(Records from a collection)
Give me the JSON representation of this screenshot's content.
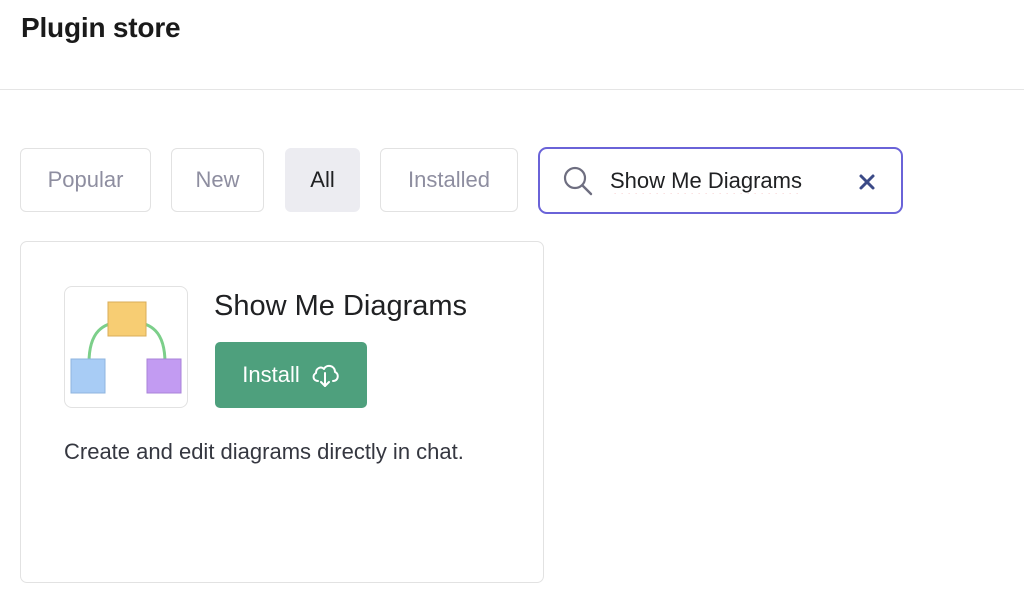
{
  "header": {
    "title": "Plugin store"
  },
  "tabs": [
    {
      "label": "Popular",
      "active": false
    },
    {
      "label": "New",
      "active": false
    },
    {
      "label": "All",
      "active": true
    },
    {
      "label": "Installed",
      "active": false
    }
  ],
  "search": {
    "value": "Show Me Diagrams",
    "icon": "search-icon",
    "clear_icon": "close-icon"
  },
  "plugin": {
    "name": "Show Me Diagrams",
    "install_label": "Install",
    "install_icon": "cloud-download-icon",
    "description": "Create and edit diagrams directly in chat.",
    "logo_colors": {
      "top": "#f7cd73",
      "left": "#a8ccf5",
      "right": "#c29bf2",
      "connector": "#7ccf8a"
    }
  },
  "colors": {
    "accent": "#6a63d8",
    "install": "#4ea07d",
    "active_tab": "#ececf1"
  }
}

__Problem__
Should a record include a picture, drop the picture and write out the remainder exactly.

__Answer box__
Give me the JSON representation of this screenshot's content.
{
  "header": {
    "title": "Plugin store"
  },
  "tabs": [
    {
      "label": "Popular",
      "active": false
    },
    {
      "label": "New",
      "active": false
    },
    {
      "label": "All",
      "active": true
    },
    {
      "label": "Installed",
      "active": false
    }
  ],
  "search": {
    "value": "Show Me Diagrams",
    "icon": "search-icon",
    "clear_icon": "close-icon"
  },
  "plugin": {
    "name": "Show Me Diagrams",
    "install_label": "Install",
    "install_icon": "cloud-download-icon",
    "description": "Create and edit diagrams directly in chat.",
    "logo_colors": {
      "top": "#f7cd73",
      "left": "#a8ccf5",
      "right": "#c29bf2",
      "connector": "#7ccf8a"
    }
  },
  "colors": {
    "accent": "#6a63d8",
    "install": "#4ea07d",
    "active_tab": "#ececf1"
  }
}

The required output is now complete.